## Exercise description:
Go through the entries one line at a time, and gather every line that has the word "JSON".

## Entries shown:
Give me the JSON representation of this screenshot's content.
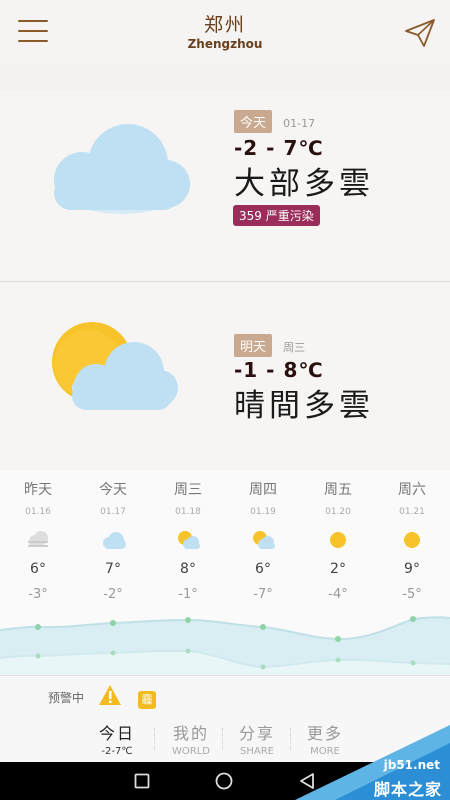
{
  "header": {
    "city": "郑州",
    "city_en": "Zhengzhou"
  },
  "today": {
    "tag": "今天",
    "date": "01-17",
    "temp_range": "-2 - 7℃",
    "condition": "大部多雲",
    "aqi": "359 严重污染"
  },
  "tomorrow": {
    "tag": "明天",
    "weekday": "周三",
    "temp_range": "-1 - 8℃",
    "condition": "晴間多雲"
  },
  "forecast": {
    "days": [
      {
        "name": "昨天",
        "date": "01.16",
        "icon": "haze-cloud-icon",
        "high": "6°",
        "low": "-3°"
      },
      {
        "name": "今天",
        "date": "01.17",
        "icon": "cloud-icon",
        "high": "7°",
        "low": "-2°"
      },
      {
        "name": "周三",
        "date": "01.18",
        "icon": "partly-cloudy-icon",
        "high": "8°",
        "low": "-1°"
      },
      {
        "name": "周四",
        "date": "01.19",
        "icon": "partly-cloudy-icon",
        "high": "6°",
        "low": "-7°"
      },
      {
        "name": "周五",
        "date": "01.20",
        "icon": "sun-icon",
        "high": "2°",
        "low": "-4°"
      },
      {
        "name": "周六",
        "date": "01.21",
        "icon": "sun-icon",
        "high": "9°",
        "low": "-5°"
      }
    ]
  },
  "alerts": {
    "label": "预警中",
    "haze_badge": "霾"
  },
  "nav": [
    {
      "main": "今日",
      "sub": "-2-7℃",
      "active": true
    },
    {
      "main": "我的",
      "sub": "WORLD",
      "active": false
    },
    {
      "main": "分享",
      "sub": "SHARE",
      "active": false
    },
    {
      "main": "更多",
      "sub": "MORE",
      "active": false
    }
  ],
  "watermark": {
    "site": "jb51.net",
    "name": "脚本之家"
  },
  "colors": {
    "accent_brown": "#6a3f1c",
    "tag_bg": "#c9a98f",
    "aqi_bg": "#9b2d5b",
    "cloud": "#bfe0f2",
    "sun": "#f7c32a",
    "warning": "#f2bb1f"
  }
}
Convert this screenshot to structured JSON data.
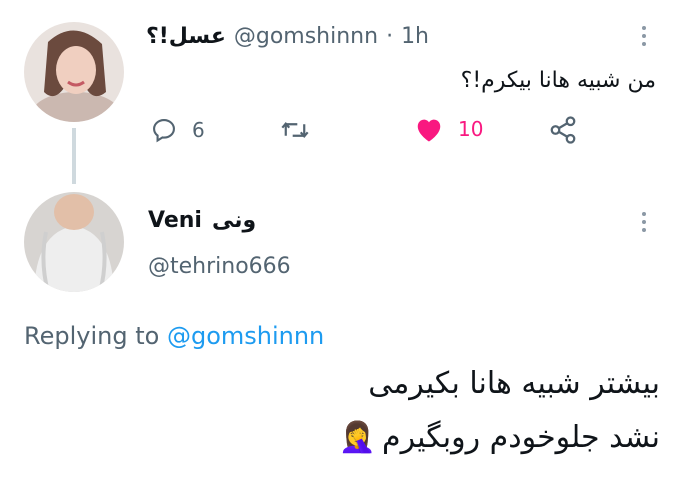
{
  "parent_tweet": {
    "display_name": "عسل!؟",
    "handle": "@gomshinnn",
    "separator": "·",
    "time": "1h",
    "text": "من شبیه هانا بیکرم!؟",
    "actions": {
      "reply_count": "6",
      "like_count": "10"
    }
  },
  "reply_tweet": {
    "display_name_latin": "Veni",
    "display_name_fa": "ونی",
    "handle": "@tehrino666",
    "replying_to_prefix": "Replying to",
    "replying_to_handle": "@gomshinnn",
    "text_line1": "بیشتر شبیه هانا بکیرمی",
    "text_line2": "نشد جلوخودم روبگیرم",
    "emoji": "🤦‍♀️"
  },
  "colors": {
    "like": "#f91880",
    "link": "#1d9bf0",
    "muted": "#536471",
    "thread_line": "#cfd9de"
  }
}
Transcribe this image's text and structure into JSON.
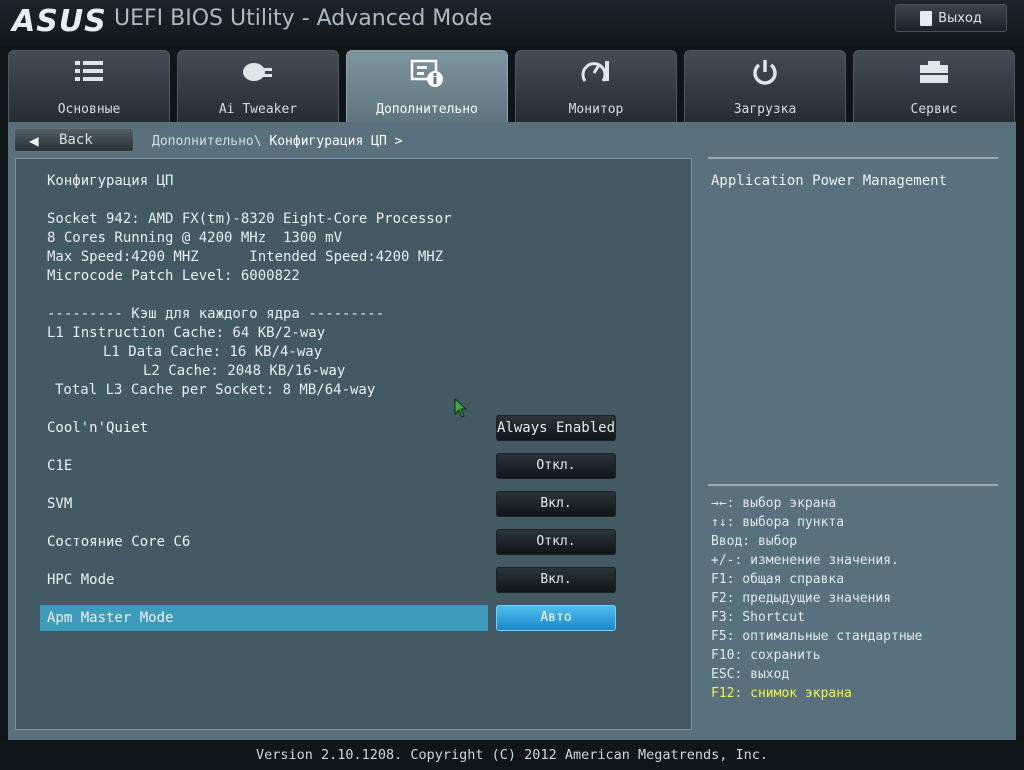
{
  "header": {
    "logo": "ASUS",
    "title": "UEFI BIOS Utility - Advanced Mode",
    "exit_label": "Выход"
  },
  "tabs": [
    {
      "label": "Основные",
      "icon": "list-icon"
    },
    {
      "label": "Ai Tweaker",
      "icon": "ai-tweaker-icon"
    },
    {
      "label": "Дополнительно",
      "icon": "advanced-info-icon",
      "active": true
    },
    {
      "label": "Монитор",
      "icon": "monitor-gauge-icon"
    },
    {
      "label": "Загрузка",
      "icon": "power-icon"
    },
    {
      "label": "Сервис",
      "icon": "toolbox-icon"
    }
  ],
  "nav": {
    "back_label": "Back",
    "breadcrumb_parent": "Дополнительно\\",
    "breadcrumb_current": "Конфигурация ЦП >"
  },
  "info": {
    "section_title": "Конфигурация ЦП",
    "cpu_lines": [
      "Socket 942: AMD FX(tm)-8320 Eight-Core Processor",
      "8 Cores Running @ 4200 MHz  1300 mV",
      "Max Speed:4200 MHZ      Intended Speed:4200 MHZ",
      "Microcode Patch Level: 6000822"
    ],
    "cache_header": "--------- Кэш для каждого ядра ---------",
    "cache_lines": [
      "L1 Instruction Cache: 64 KB/2-way",
      "L1 Data Cache: 16 KB/4-way",
      "L2 Cache: 2048 KB/16-way",
      "Total L3 Cache per Socket: 8 MB/64-way"
    ]
  },
  "options": [
    {
      "label": "Cool'n'Quiet",
      "value": "Always Enabled"
    },
    {
      "label": "C1E",
      "value": "Откл."
    },
    {
      "label": "SVM",
      "value": "Вкл."
    },
    {
      "label": "Состояние Core C6",
      "value": "Откл."
    },
    {
      "label": "HPC Mode",
      "value": "Вкл."
    },
    {
      "label": "Apm Master Mode",
      "value": "Авто",
      "selected": true
    }
  ],
  "help": {
    "title": "Application Power Management",
    "keys": [
      "→←: выбор экрана",
      "↑↓: выбора пункта",
      "Ввод: выбор",
      "+/-: изменение значения.",
      "F1: общая справка",
      "F2: предыдущие значения",
      "F3: Shortcut",
      "F5: оптимальные стандартные",
      "F10: сохранить",
      "ESC: выход",
      "F12: снимок экрана"
    ],
    "highlight_color": "#f5f250"
  },
  "footer": {
    "text": "Version 2.10.1208. Copyright (C) 2012 American Megatrends, Inc."
  }
}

## Task response:
Give me the JSON representation of this screenshot's content.
Convert this screenshot to structured JSON data.
Transcribe this image's text and structure into JSON.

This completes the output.